* **What is being asked**
Your output should be one number, which is how many lines in the material contain "scale".

* **Data for this exercise**
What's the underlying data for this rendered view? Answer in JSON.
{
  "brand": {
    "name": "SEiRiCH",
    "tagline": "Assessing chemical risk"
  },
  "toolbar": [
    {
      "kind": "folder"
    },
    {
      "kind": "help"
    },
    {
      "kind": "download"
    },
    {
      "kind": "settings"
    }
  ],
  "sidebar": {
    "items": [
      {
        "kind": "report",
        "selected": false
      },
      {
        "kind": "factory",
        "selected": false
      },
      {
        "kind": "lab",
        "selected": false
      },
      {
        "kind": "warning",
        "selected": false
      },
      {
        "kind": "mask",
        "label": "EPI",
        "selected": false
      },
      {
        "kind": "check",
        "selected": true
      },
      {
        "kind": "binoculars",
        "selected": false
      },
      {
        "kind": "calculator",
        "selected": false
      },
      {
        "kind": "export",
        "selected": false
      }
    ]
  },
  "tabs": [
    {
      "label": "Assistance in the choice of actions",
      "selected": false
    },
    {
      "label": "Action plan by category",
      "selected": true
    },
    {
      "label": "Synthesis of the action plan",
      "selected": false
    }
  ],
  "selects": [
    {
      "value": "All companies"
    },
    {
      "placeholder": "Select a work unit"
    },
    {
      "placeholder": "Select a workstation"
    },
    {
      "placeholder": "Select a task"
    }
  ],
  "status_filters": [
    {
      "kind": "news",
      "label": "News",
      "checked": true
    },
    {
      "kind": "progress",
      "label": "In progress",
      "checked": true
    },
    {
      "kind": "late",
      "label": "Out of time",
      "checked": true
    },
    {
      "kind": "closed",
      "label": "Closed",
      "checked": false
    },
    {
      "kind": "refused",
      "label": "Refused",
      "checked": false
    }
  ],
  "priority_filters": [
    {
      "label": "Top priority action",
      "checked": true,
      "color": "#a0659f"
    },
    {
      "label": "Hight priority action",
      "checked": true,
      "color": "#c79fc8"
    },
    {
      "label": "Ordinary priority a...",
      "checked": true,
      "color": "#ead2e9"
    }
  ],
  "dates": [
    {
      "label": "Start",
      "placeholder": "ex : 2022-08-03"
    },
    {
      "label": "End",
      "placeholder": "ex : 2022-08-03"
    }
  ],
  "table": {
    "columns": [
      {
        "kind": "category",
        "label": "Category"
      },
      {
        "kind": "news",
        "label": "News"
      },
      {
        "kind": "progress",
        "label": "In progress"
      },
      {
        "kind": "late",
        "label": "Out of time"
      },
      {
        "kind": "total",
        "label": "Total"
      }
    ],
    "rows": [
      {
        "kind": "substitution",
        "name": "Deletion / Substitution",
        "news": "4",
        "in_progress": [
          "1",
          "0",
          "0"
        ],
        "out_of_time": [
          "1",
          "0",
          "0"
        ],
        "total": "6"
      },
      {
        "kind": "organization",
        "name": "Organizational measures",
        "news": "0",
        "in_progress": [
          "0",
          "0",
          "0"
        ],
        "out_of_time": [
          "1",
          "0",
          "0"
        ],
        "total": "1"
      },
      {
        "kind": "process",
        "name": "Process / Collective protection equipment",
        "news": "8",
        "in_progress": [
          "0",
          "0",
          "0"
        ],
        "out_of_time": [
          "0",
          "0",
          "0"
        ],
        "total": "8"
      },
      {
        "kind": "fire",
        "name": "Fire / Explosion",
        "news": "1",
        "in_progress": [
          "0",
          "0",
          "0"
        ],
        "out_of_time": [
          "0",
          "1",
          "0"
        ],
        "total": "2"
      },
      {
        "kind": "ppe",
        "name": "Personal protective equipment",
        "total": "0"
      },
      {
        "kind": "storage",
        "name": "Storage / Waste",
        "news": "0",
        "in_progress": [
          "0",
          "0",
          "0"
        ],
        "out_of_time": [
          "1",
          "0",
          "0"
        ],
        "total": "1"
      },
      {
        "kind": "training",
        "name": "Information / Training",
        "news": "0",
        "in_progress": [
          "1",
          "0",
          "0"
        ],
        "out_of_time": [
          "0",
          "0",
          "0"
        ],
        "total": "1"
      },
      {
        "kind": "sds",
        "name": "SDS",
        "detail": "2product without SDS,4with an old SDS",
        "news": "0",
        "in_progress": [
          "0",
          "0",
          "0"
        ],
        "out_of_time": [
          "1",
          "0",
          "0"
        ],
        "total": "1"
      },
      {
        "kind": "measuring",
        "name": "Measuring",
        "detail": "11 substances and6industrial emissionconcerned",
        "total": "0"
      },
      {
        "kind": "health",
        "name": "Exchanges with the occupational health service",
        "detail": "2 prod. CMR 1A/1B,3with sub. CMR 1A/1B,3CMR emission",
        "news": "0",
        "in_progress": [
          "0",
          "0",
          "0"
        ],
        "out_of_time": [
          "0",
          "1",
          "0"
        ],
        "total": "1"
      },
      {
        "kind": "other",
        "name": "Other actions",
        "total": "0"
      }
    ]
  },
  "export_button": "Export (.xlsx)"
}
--
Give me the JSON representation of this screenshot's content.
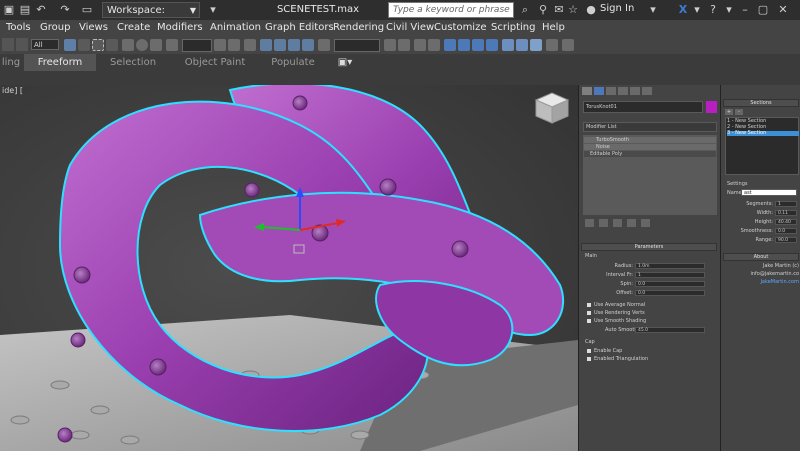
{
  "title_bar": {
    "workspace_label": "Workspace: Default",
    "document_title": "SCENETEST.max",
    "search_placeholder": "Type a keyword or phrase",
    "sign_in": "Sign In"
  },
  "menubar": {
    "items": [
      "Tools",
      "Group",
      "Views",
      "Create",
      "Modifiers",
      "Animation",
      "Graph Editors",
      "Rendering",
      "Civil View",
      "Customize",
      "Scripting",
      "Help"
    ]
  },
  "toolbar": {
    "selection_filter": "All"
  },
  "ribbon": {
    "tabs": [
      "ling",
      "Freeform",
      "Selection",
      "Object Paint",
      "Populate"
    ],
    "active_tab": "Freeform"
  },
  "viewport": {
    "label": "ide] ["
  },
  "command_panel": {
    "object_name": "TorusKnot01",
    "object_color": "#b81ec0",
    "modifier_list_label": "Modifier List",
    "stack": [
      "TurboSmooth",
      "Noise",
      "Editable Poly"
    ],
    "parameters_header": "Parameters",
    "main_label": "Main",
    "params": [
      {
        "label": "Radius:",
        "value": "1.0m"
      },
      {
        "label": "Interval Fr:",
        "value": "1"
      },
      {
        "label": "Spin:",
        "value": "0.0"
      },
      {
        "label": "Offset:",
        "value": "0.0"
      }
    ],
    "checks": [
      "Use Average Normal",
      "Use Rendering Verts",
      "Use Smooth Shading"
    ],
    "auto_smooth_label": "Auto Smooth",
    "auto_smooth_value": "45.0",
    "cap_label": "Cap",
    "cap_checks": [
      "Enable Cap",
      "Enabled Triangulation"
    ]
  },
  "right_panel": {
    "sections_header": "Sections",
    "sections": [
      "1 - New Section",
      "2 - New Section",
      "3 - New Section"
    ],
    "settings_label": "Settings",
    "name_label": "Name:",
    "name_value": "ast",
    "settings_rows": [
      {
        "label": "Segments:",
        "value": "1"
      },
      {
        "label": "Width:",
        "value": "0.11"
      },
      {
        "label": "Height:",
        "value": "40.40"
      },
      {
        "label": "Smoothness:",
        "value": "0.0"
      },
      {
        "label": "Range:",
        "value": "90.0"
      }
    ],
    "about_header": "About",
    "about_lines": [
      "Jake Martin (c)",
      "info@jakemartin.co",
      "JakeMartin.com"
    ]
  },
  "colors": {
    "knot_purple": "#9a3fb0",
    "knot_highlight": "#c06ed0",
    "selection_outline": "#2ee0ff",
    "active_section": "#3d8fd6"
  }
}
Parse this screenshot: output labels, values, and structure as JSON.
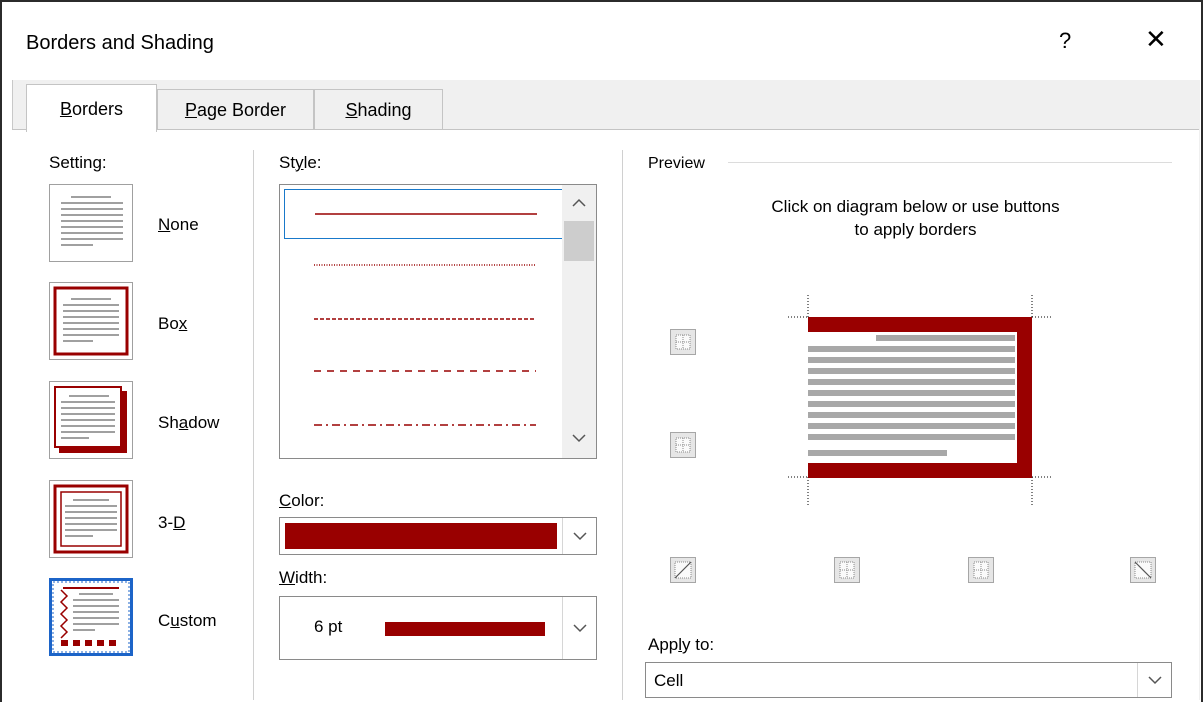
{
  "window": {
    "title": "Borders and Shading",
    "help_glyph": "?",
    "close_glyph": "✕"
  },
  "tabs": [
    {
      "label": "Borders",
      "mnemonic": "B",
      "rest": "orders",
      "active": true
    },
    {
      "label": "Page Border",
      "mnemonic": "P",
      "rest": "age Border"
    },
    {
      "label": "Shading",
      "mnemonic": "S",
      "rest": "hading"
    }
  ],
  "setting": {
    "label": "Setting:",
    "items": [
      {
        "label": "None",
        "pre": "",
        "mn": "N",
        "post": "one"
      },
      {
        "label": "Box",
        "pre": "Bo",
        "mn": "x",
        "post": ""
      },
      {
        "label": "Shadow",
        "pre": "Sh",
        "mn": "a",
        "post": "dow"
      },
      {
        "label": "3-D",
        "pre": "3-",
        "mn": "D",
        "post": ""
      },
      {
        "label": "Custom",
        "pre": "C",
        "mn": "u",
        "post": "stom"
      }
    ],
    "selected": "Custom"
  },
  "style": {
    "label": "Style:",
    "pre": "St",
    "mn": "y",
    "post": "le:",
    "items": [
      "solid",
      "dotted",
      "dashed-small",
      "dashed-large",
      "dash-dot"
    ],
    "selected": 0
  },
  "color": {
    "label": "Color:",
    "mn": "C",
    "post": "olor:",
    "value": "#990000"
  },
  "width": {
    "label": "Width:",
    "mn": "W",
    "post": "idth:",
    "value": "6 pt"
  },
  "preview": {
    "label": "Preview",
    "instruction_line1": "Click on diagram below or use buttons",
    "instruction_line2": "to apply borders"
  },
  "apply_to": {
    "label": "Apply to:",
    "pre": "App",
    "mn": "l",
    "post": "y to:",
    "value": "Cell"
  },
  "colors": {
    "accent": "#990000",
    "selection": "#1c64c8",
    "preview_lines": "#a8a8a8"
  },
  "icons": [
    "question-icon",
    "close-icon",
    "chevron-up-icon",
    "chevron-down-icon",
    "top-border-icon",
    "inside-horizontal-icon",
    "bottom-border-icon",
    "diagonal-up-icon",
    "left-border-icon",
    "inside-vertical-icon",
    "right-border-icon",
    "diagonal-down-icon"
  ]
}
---
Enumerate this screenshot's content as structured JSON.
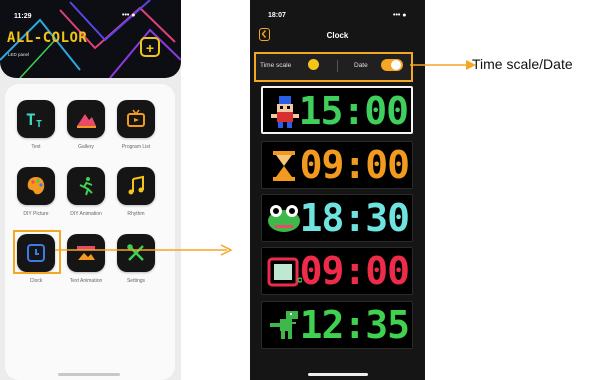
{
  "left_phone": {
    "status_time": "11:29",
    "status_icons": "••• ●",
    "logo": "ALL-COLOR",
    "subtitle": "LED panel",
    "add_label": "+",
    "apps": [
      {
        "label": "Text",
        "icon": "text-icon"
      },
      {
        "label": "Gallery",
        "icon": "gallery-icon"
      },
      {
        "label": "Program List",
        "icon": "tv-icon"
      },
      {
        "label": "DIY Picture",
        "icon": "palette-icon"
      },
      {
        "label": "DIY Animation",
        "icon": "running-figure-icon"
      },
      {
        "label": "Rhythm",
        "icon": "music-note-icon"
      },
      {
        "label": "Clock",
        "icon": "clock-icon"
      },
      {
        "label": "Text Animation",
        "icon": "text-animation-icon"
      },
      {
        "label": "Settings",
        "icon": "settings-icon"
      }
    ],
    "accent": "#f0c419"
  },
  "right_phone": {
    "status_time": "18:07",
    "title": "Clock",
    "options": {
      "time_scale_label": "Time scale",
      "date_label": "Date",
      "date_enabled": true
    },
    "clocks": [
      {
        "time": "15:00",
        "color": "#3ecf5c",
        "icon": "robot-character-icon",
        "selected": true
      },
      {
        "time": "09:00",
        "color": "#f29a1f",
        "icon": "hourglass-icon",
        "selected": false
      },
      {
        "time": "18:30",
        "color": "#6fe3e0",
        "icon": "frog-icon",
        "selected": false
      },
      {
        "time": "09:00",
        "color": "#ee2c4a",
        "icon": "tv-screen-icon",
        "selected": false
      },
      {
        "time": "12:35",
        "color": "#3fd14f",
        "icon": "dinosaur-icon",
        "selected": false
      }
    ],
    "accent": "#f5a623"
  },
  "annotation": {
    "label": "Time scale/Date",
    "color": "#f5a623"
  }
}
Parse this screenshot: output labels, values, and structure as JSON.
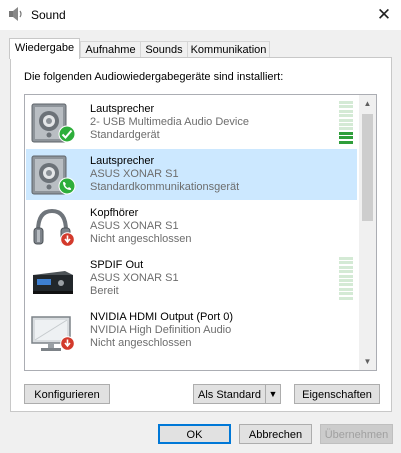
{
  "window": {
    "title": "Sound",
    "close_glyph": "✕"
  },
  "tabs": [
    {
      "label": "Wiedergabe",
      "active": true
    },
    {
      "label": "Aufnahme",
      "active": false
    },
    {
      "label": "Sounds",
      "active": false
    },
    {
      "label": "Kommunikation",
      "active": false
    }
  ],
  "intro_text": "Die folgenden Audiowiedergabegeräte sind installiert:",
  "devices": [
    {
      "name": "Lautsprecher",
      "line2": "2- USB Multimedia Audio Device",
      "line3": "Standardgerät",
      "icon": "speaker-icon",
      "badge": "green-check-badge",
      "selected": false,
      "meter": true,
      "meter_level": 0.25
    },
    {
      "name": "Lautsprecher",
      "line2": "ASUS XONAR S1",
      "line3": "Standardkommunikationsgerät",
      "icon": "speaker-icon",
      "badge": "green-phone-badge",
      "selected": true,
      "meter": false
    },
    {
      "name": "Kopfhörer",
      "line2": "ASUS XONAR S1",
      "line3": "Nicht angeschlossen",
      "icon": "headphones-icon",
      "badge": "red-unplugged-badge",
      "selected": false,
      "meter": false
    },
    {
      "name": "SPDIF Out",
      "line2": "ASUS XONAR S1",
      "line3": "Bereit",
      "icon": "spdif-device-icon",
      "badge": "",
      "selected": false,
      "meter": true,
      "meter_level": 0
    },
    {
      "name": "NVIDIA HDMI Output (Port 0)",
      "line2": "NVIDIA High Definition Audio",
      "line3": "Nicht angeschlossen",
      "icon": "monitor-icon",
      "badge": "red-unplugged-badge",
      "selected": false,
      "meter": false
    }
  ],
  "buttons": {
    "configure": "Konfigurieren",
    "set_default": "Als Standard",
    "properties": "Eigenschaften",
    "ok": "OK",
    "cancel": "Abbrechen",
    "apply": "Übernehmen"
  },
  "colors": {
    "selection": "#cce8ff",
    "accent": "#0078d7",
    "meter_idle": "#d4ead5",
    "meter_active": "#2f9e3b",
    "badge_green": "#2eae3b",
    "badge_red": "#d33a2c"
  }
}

* **Written response**
2